What you are asked to do: Copy out all the lines in the records that include the word "this".

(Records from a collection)
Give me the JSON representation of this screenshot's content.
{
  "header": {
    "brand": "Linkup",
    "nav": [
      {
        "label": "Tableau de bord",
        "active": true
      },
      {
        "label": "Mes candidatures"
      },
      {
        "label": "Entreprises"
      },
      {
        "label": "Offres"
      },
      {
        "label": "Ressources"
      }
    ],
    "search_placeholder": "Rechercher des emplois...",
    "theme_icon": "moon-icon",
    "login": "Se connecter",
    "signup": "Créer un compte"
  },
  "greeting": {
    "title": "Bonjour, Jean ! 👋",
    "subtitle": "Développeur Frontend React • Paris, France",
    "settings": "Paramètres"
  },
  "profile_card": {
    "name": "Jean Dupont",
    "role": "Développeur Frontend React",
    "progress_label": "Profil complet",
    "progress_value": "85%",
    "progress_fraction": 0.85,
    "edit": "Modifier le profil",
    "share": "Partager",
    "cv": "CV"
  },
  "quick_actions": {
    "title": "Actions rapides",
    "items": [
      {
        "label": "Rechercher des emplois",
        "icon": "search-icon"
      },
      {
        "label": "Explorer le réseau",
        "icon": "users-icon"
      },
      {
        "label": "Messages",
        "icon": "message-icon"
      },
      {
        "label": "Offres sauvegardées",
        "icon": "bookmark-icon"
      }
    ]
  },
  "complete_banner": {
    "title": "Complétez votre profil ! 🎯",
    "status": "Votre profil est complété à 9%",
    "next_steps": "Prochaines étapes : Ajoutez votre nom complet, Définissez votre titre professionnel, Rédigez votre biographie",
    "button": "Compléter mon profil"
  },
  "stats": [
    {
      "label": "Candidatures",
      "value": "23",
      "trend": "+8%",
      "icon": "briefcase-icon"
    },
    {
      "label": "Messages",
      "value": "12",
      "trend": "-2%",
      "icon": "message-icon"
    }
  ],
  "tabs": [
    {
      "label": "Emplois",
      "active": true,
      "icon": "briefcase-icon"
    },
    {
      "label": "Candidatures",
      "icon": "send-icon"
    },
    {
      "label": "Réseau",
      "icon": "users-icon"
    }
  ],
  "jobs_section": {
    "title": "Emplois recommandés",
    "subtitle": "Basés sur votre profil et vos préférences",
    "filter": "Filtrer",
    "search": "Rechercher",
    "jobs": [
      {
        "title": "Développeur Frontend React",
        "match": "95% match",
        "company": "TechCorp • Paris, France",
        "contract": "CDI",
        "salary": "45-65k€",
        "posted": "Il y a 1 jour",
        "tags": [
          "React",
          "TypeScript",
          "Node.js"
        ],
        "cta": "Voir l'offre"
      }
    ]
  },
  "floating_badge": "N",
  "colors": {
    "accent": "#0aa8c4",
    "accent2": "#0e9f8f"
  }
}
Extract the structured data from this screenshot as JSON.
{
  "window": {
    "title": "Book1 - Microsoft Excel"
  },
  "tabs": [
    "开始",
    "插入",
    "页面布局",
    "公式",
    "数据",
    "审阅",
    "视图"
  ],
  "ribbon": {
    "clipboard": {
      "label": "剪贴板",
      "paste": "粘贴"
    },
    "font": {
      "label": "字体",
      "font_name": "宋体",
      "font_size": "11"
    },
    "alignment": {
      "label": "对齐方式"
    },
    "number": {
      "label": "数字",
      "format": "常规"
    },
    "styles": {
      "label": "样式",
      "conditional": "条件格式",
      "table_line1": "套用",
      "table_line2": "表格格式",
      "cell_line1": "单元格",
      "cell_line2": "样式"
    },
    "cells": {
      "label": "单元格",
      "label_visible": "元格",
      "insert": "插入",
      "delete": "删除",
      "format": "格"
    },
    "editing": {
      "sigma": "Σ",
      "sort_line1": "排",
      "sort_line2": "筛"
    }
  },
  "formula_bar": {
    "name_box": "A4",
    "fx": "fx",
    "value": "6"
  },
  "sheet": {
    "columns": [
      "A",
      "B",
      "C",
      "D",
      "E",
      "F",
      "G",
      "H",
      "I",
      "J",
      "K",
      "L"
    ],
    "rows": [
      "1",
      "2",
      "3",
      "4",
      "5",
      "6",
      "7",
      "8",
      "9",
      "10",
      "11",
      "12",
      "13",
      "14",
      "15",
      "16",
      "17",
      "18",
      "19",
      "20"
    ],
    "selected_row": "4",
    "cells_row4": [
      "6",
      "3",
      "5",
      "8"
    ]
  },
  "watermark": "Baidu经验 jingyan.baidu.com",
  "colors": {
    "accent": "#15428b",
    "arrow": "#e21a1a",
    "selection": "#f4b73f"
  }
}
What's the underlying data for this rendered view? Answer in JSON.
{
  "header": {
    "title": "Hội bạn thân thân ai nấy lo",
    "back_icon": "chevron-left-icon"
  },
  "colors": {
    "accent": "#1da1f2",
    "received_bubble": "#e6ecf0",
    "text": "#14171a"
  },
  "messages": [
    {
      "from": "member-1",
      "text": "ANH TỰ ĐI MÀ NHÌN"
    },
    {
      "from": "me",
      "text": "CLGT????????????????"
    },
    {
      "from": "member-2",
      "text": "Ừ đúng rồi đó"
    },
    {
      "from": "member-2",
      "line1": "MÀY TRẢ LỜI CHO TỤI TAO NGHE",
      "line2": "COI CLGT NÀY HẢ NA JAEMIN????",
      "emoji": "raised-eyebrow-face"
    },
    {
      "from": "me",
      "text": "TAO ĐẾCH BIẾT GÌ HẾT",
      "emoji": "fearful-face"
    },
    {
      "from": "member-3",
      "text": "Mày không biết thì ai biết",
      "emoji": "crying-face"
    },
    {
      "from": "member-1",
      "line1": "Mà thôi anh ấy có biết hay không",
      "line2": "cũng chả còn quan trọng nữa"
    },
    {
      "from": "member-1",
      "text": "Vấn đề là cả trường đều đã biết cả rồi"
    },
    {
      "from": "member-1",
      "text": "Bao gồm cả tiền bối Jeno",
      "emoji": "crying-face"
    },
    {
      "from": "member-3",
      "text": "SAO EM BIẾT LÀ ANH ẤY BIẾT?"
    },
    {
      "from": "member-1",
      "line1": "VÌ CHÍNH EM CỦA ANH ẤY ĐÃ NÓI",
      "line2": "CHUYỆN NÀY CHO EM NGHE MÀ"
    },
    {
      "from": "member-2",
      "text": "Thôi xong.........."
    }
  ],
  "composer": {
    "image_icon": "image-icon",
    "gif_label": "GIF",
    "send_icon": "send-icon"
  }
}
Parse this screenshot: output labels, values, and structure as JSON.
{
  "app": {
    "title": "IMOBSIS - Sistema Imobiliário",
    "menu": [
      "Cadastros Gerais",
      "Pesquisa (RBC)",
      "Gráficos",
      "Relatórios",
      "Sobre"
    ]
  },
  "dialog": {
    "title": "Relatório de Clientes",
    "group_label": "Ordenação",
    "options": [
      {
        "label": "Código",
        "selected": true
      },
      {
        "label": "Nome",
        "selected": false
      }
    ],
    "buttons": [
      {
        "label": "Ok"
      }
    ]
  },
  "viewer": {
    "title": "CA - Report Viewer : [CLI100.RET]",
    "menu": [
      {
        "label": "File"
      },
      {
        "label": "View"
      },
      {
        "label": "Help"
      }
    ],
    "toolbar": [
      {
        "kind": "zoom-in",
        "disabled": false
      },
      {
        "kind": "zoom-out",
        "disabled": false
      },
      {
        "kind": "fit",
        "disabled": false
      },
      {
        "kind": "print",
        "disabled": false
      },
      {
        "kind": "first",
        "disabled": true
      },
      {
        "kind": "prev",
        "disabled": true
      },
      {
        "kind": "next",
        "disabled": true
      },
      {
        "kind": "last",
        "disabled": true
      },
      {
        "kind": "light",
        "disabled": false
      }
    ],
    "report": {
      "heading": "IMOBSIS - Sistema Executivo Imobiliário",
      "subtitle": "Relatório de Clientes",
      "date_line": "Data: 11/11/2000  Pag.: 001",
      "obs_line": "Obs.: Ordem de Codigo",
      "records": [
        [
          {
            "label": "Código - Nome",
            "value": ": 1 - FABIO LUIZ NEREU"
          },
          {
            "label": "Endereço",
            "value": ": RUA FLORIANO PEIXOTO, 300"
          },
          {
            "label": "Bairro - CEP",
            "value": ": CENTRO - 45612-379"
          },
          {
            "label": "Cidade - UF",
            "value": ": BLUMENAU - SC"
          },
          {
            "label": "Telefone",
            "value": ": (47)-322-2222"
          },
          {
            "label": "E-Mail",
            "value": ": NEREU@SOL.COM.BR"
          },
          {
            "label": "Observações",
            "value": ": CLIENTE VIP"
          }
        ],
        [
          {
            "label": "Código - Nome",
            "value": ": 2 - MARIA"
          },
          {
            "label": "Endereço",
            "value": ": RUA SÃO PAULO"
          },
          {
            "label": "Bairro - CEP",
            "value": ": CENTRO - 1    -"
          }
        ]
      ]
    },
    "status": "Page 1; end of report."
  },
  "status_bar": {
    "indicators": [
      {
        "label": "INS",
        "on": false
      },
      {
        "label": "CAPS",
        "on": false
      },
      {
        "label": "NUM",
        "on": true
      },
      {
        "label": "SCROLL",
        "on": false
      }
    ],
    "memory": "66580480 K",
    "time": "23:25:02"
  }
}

Problem solution:
Give me the JSON representation of this screenshot's content.
Extract the structured data from this screenshot as JSON.
What's the underlying data for this rendered view? Answer in JSON.
Parse this screenshot: output labels, values, and structure as JSON.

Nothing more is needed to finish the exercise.